Cable operators have been better able to withstand losses in video subscribers -– and higher program acquisition costs -- with booms in their broadband customer numbers.
“DirecTV faces the same rising programming costs, but has no analogous outlet,” wrote Bernstein analyst Craig Moffett. “The company is therefore faced with an unappetizing choice. Stay competitive by ‘accepting’ the inevitable decline in margins … or raise prices to preserve margins, and in the process, become less and less attractive to price-conscious consumers.”
DirecTV did, in fact, extend a deal with AT&T last fall, allowing AT&T customers to get the satellite service along with broadband, home-phone and wireless connections. Yet Moffett suggested that over time, AT&T and Verizon (another DirecTV partner) will want to increasingly nudge customers toward their own TV services as the footprint reaches saturation.
As other operators struggled, DirecTV added 327,000 TV subscribers in last year’s third quarter, although some of those may have resulted from a “NFL Sunday Ticket” promotion.
If Dish, however, is able to draw considerable interest with its broadband service and Blockbuster-branded services, it could chip away at DirecTV’s growth.

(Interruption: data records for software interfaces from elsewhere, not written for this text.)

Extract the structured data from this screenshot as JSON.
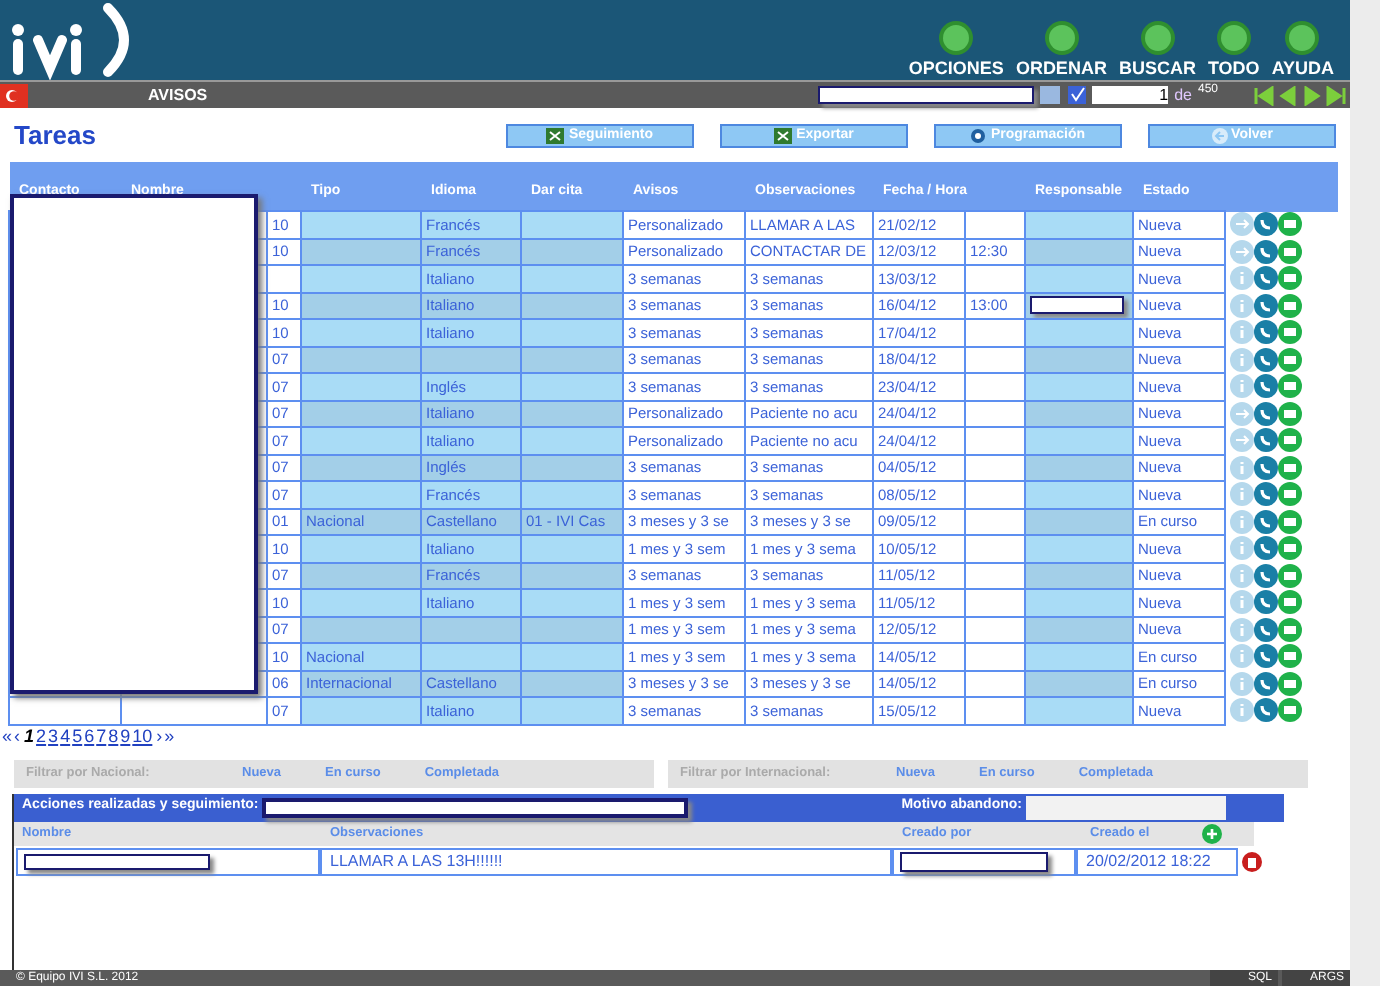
{
  "header": {
    "actions": [
      {
        "label": "OPCIONES"
      },
      {
        "label": "ORDENAR"
      },
      {
        "label": "BUSCAR"
      },
      {
        "label": "TODO"
      },
      {
        "label": "AYUDA"
      }
    ]
  },
  "toolbar": {
    "title": "AVISOS",
    "page": "1",
    "of_label": "de",
    "total": "450"
  },
  "section_title": "Tareas",
  "buttons": [
    {
      "label": "Seguimiento",
      "kind": "excel"
    },
    {
      "label": "Exportar",
      "kind": "excel"
    },
    {
      "label": "Programación",
      "kind": "gear"
    },
    {
      "label": "Volver",
      "kind": "back"
    }
  ],
  "table": {
    "columns": [
      "Contacto",
      "Nombre",
      "",
      "Tipo",
      "Idioma",
      "Dar cita",
      "Avisos",
      "Observaciones",
      "Fecha / Hora",
      "",
      "Responsable",
      "Estado"
    ],
    "rows": [
      {
        "code": "10",
        "tipo": "",
        "idioma": "Francés",
        "dar_cita": "",
        "avisos": "Personalizado",
        "observaciones": "LLAMAR A LAS",
        "fecha": "21/02/12",
        "hora": "",
        "responsable_field": false,
        "estado": "Nueva",
        "kind": "arrow"
      },
      {
        "code": "10",
        "tipo": "",
        "idioma": "Francés",
        "dar_cita": "",
        "avisos": "Personalizado",
        "observaciones": "CONTACTAR DE",
        "fecha": "12/03/12",
        "hora": "12:30",
        "responsable_field": false,
        "estado": "Nueva",
        "kind": "arrow"
      },
      {
        "code": "",
        "tipo": "",
        "idioma": "Italiano",
        "dar_cita": "",
        "avisos": "3 semanas",
        "observaciones": "3 semanas",
        "fecha": "13/03/12",
        "hora": "",
        "responsable_field": false,
        "estado": "Nueva",
        "kind": "info"
      },
      {
        "code": "10",
        "tipo": "",
        "idioma": "Italiano",
        "dar_cita": "",
        "avisos": "3 semanas",
        "observaciones": "3 semanas",
        "fecha": "16/04/12",
        "hora": "13:00",
        "responsable_field": true,
        "estado": "Nueva",
        "kind": "info"
      },
      {
        "code": "10",
        "tipo": "",
        "idioma": "Italiano",
        "dar_cita": "",
        "avisos": "3 semanas",
        "observaciones": "3 semanas",
        "fecha": "17/04/12",
        "hora": "",
        "responsable_field": false,
        "estado": "Nueva",
        "kind": "info"
      },
      {
        "code": "07",
        "tipo": "",
        "idioma": "",
        "dar_cita": "",
        "avisos": "3 semanas",
        "observaciones": "3 semanas",
        "fecha": "18/04/12",
        "hora": "",
        "responsable_field": false,
        "estado": "Nueva",
        "kind": "info"
      },
      {
        "code": "07",
        "tipo": "",
        "idioma": "Inglés",
        "dar_cita": "",
        "avisos": "3 semanas",
        "observaciones": "3 semanas",
        "fecha": "23/04/12",
        "hora": "",
        "responsable_field": false,
        "estado": "Nueva",
        "kind": "info"
      },
      {
        "code": "07",
        "tipo": "",
        "idioma": "Italiano",
        "dar_cita": "",
        "avisos": "Personalizado",
        "observaciones": "Paciente no acu",
        "fecha": "24/04/12",
        "hora": "",
        "responsable_field": false,
        "estado": "Nueva",
        "kind": "arrow"
      },
      {
        "code": "07",
        "tipo": "",
        "idioma": "Italiano",
        "dar_cita": "",
        "avisos": "Personalizado",
        "observaciones": "Paciente no acu",
        "fecha": "24/04/12",
        "hora": "",
        "responsable_field": false,
        "estado": "Nueva",
        "kind": "arrow"
      },
      {
        "code": "07",
        "tipo": "",
        "idioma": "Inglés",
        "dar_cita": "",
        "avisos": "3 semanas",
        "observaciones": "3 semanas",
        "fecha": "04/05/12",
        "hora": "",
        "responsable_field": false,
        "estado": "Nueva",
        "kind": "info"
      },
      {
        "code": "07",
        "tipo": "",
        "idioma": "Francés",
        "dar_cita": "",
        "avisos": "3 semanas",
        "observaciones": "3 semanas",
        "fecha": "08/05/12",
        "hora": "",
        "responsable_field": false,
        "estado": "Nueva",
        "kind": "info"
      },
      {
        "code": "01",
        "tipo": "Nacional",
        "idioma": "Castellano",
        "dar_cita": "01 - IVI Cas",
        "avisos": "3 meses y 3 se",
        "observaciones": "3 meses y 3 se",
        "fecha": "09/05/12",
        "hora": "",
        "responsable_field": false,
        "estado": "En curso",
        "kind": "info"
      },
      {
        "code": "10",
        "tipo": "",
        "idioma": "Italiano",
        "dar_cita": "",
        "avisos": "1 mes y 3 sem",
        "observaciones": "1 mes y 3 sema",
        "fecha": "10/05/12",
        "hora": "",
        "responsable_field": false,
        "estado": "Nueva",
        "kind": "info"
      },
      {
        "code": "07",
        "tipo": "",
        "idioma": "Francés",
        "dar_cita": "",
        "avisos": "3 semanas",
        "observaciones": "3 semanas",
        "fecha": "11/05/12",
        "hora": "",
        "responsable_field": false,
        "estado": "Nueva",
        "kind": "info"
      },
      {
        "code": "10",
        "tipo": "",
        "idioma": "Italiano",
        "dar_cita": "",
        "avisos": "1 mes y 3 sem",
        "observaciones": "1 mes y 3 sema",
        "fecha": "11/05/12",
        "hora": "",
        "responsable_field": false,
        "estado": "Nueva",
        "kind": "info"
      },
      {
        "code": "07",
        "tipo": "",
        "idioma": "",
        "dar_cita": "",
        "avisos": "1 mes y 3 sem",
        "observaciones": "1 mes y 3 sema",
        "fecha": "12/05/12",
        "hora": "",
        "responsable_field": false,
        "estado": "Nueva",
        "kind": "info"
      },
      {
        "code": "10",
        "tipo": "Nacional",
        "idioma": "",
        "dar_cita": "",
        "avisos": "1 mes y 3 sem",
        "observaciones": "1 mes y 3 sema",
        "fecha": "14/05/12",
        "hora": "",
        "responsable_field": false,
        "estado": "En curso",
        "kind": "info"
      },
      {
        "code": "06",
        "tipo": "Internacional",
        "idioma": "Castellano",
        "dar_cita": "",
        "avisos": "3 meses y 3 se",
        "observaciones": "3 meses y 3 se",
        "fecha": "14/05/12",
        "hora": "",
        "responsable_field": false,
        "estado": "En curso",
        "kind": "info"
      },
      {
        "code": "07",
        "tipo": "",
        "idioma": "Italiano",
        "dar_cita": "",
        "avisos": "3 semanas",
        "observaciones": "3 semanas",
        "fecha": "15/05/12",
        "hora": "",
        "responsable_field": false,
        "estado": "Nueva",
        "kind": "info"
      }
    ]
  },
  "pagination": {
    "first": "«",
    "prev": "‹",
    "pages": [
      {
        "label": "1",
        "selected": true
      },
      {
        "label": "2",
        "selected": false
      },
      {
        "label": "3",
        "selected": false
      },
      {
        "label": "4",
        "selected": false
      },
      {
        "label": "5",
        "selected": false
      },
      {
        "label": "6",
        "selected": false
      },
      {
        "label": "7",
        "selected": false
      },
      {
        "label": "8",
        "selected": false
      },
      {
        "label": "9",
        "selected": false
      },
      {
        "label": "10",
        "selected": false
      }
    ],
    "next": "›",
    "last": "»"
  },
  "filters": [
    {
      "label": "Filtrar por Nacional:",
      "options": [
        "Nueva",
        "En curso",
        "Completada"
      ]
    },
    {
      "label": "Filtrar por Internacional:",
      "options": [
        "Nueva",
        "En curso",
        "Completada"
      ]
    }
  ],
  "actions_panel": {
    "title": "Acciones realizadas y seguimiento:",
    "reason_label": "Motivo abandono:",
    "columns": [
      "Nombre",
      "Observaciones",
      "Creado por",
      "Creado el"
    ],
    "rows": [
      {
        "observaciones": "LLAMAR A LAS 13H!!!!!!",
        "creado_el": "20/02/2012 18:22"
      }
    ]
  },
  "footer": {
    "copyright": "© Equipo IVI S.L. 2012",
    "buttons": [
      "SQL",
      "ARGS"
    ]
  }
}
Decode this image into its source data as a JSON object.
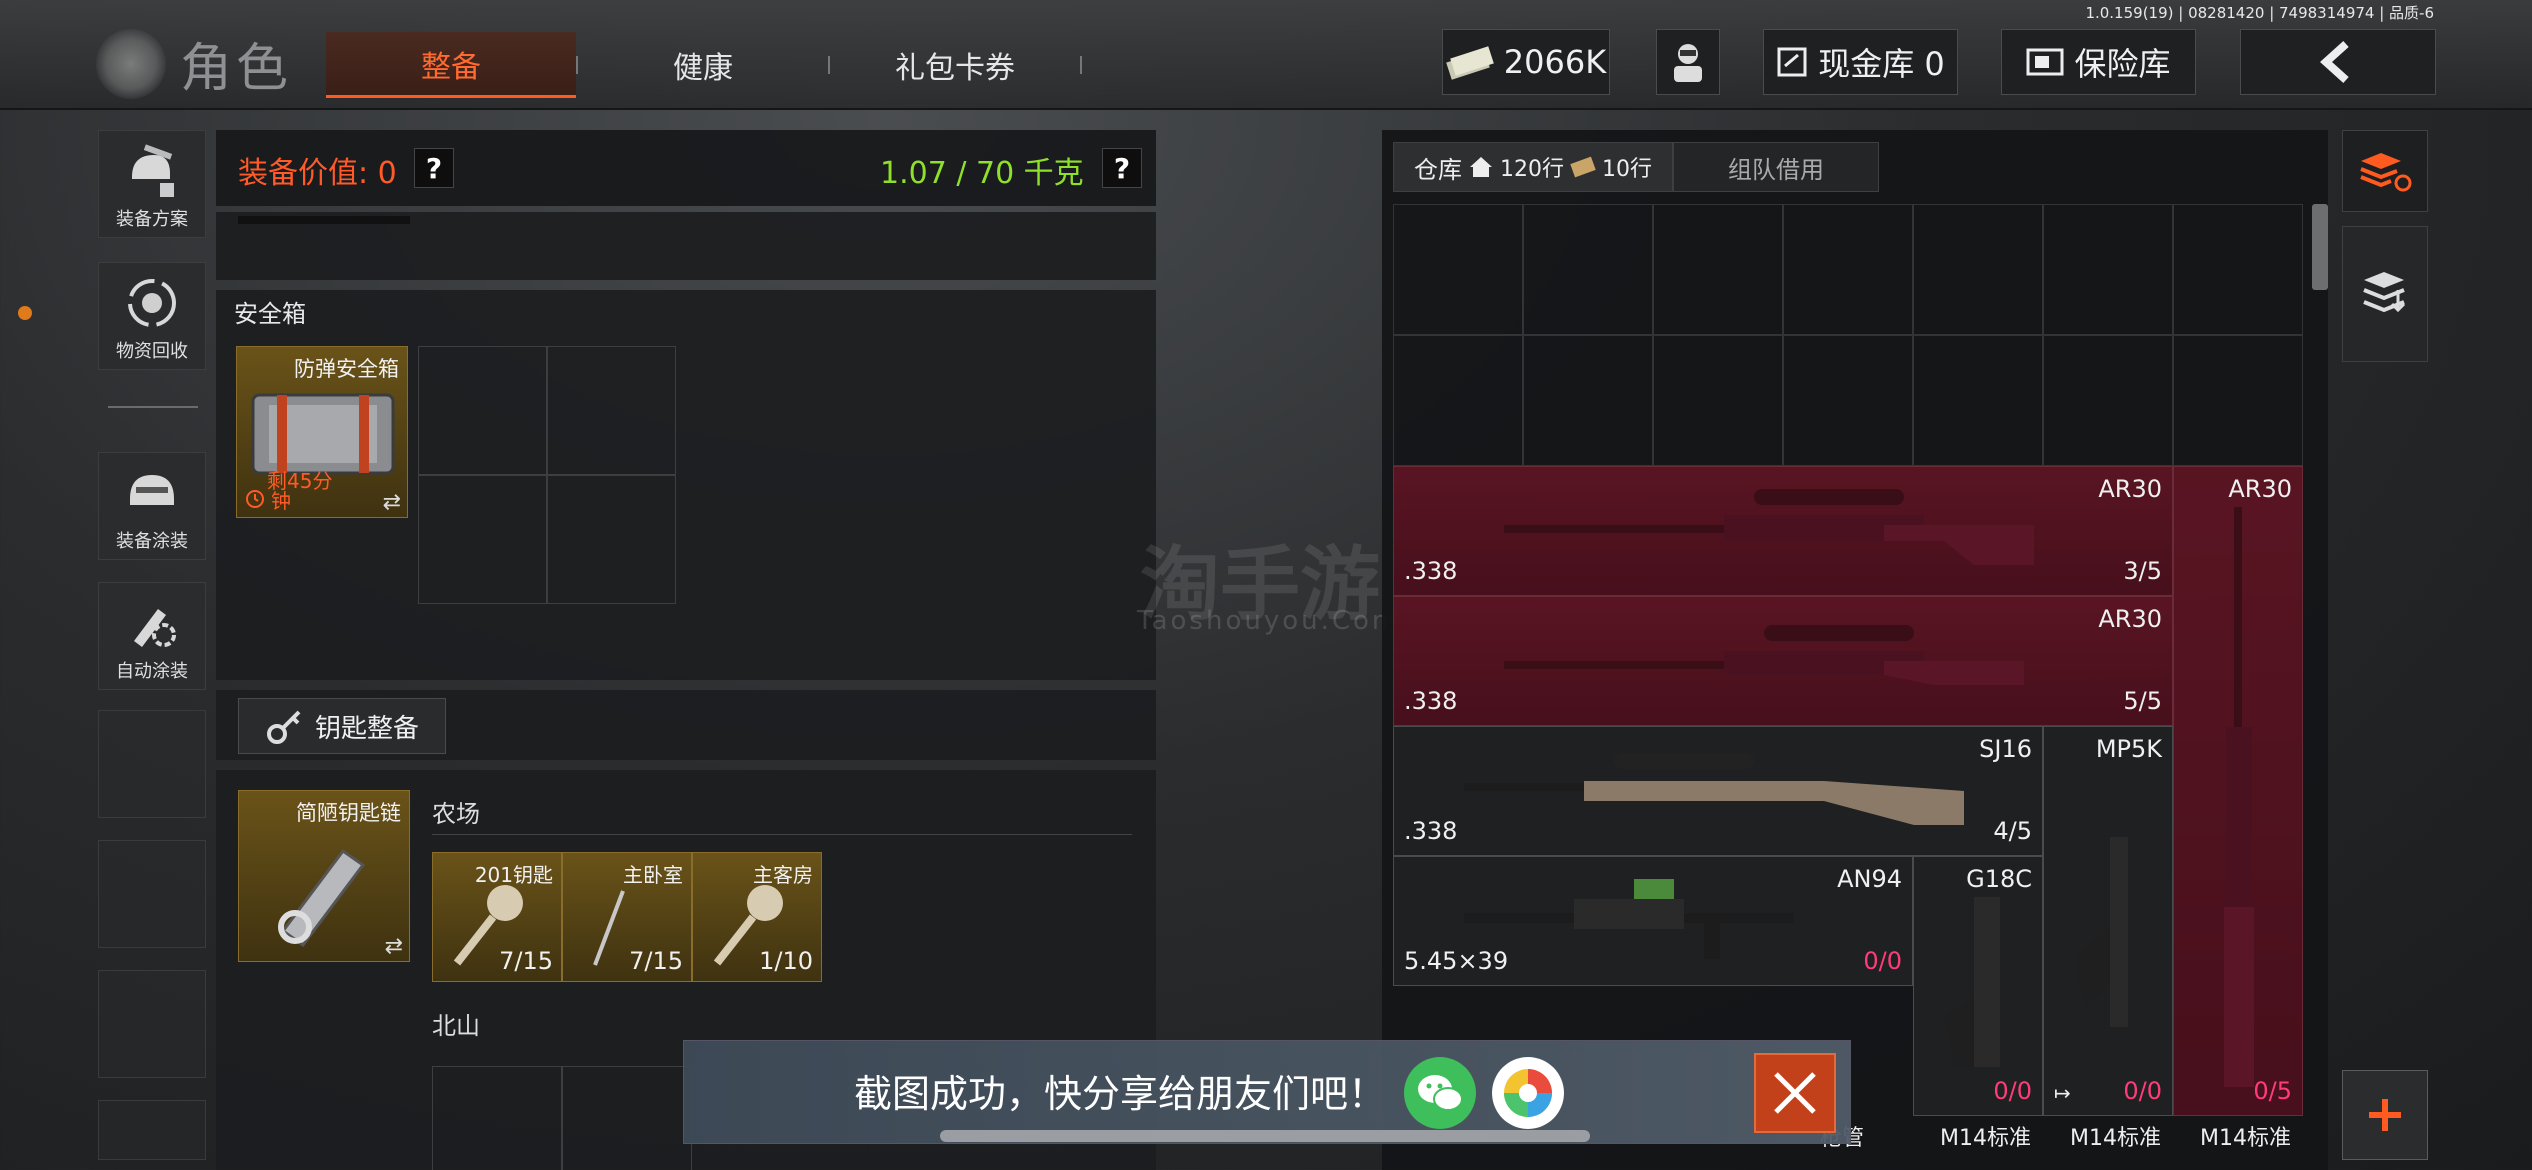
{
  "version": "1.0.159(19) | 08281420 | 7498314974 | 品质-6",
  "header": {
    "title": "角色",
    "tabs": [
      {
        "label": "整备",
        "active": true
      },
      {
        "label": "健康",
        "active": false
      },
      {
        "label": "礼包卡券",
        "active": false
      }
    ],
    "money": "2066K",
    "cash_vault": "现金库 0",
    "insurance": "保险库"
  },
  "sidebar": {
    "items": [
      {
        "label": "装备方案",
        "icon": "helmet-gun-icon"
      },
      {
        "label": "物资回收",
        "icon": "recycle-icon"
      },
      {
        "label": "装备涂装",
        "icon": "paint-helmet-icon"
      },
      {
        "label": "自动涂装",
        "icon": "auto-paint-icon"
      }
    ]
  },
  "equipment": {
    "value_label": "装备价值: 0",
    "weight_label": "1.07 / 70 千克",
    "help": "?"
  },
  "safe_box": {
    "title": "安全箱",
    "item_name": "防弹安全箱",
    "item_timer": "钟",
    "item_timer_prefix": "剩45分"
  },
  "keys": {
    "button_label": "钥匙整备",
    "chain_name": "简陋钥匙链",
    "sections": [
      {
        "name": "农场",
        "keys": [
          {
            "name": "201钥匙",
            "count": "7/15"
          },
          {
            "name": "主卧室",
            "count": "7/15"
          },
          {
            "name": "主客房",
            "count": "1/10"
          }
        ]
      },
      {
        "name": "北山",
        "keys": []
      }
    ]
  },
  "warehouse": {
    "tab_label": "仓库",
    "rows": "120行",
    "extra_rows": "10行",
    "team_tab": "组队借用",
    "guns": [
      {
        "name": "AR30",
        "ammo": ".338",
        "durability": "3/5",
        "status": "red"
      },
      {
        "name": "AR30",
        "ammo": ".338",
        "durability": "5/5",
        "status": "red"
      },
      {
        "name": "SJ16",
        "ammo": ".338",
        "durability": "4/5",
        "status": "normal"
      },
      {
        "name": "AN94",
        "ammo": "5.45×39",
        "durability": "0/0",
        "status": "normal"
      },
      {
        "name": "G18C",
        "ammo": "",
        "durability": "0/0",
        "status": "normal"
      },
      {
        "name": "MP5K",
        "ammo": "",
        "durability": "0/0",
        "status": "normal"
      },
      {
        "name": "AR30",
        "ammo": "",
        "durability": "0/5",
        "status": "red"
      }
    ],
    "bottom_labels": [
      "枪管",
      "M14标准",
      "M14标准",
      "M14标准"
    ]
  },
  "toast": {
    "message": "截图成功，快分享给朋友们吧！"
  },
  "watermark": {
    "main": "淘手游",
    "sub": "Taoshouyou.Com"
  },
  "colors": {
    "accent": "#ff5a1f",
    "green": "#8fe02a",
    "pink": "#ff3c7a",
    "locked_red": "#5f1423",
    "wechat": "#3fbf5b"
  }
}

Moffett's estimates indicate that DirecTV mostly competes with Dish for subscribers and less with cable companies, getting about one-third of gross subscriber increases from Dish customers. Thus, it is heavily “dependent on sustained weakness” at Dish.
“More than ever, subscriber growth in the satellite industry is a zero-sum game, where DirecTV’s gains must be Dish Network’s loss,” Moffett wrote.
The Bernstein analyst notes that Dish has expressed optimism that its late-2011 results will be strong, which would not be a positive for DirecTV.
Still, Moffett was bullish regarding DirecTV as an investment, with its shares trading Wednesday at around $44 -- down from a 52-week high of about $53. Moffett forecasts a return to near the 52-week high in 2012, partly because DirecTV has growth opportunity in Latin America and potential for new household formations in the U.S.
The target price for Dish is staying at $28, right around its trading price Wednesday.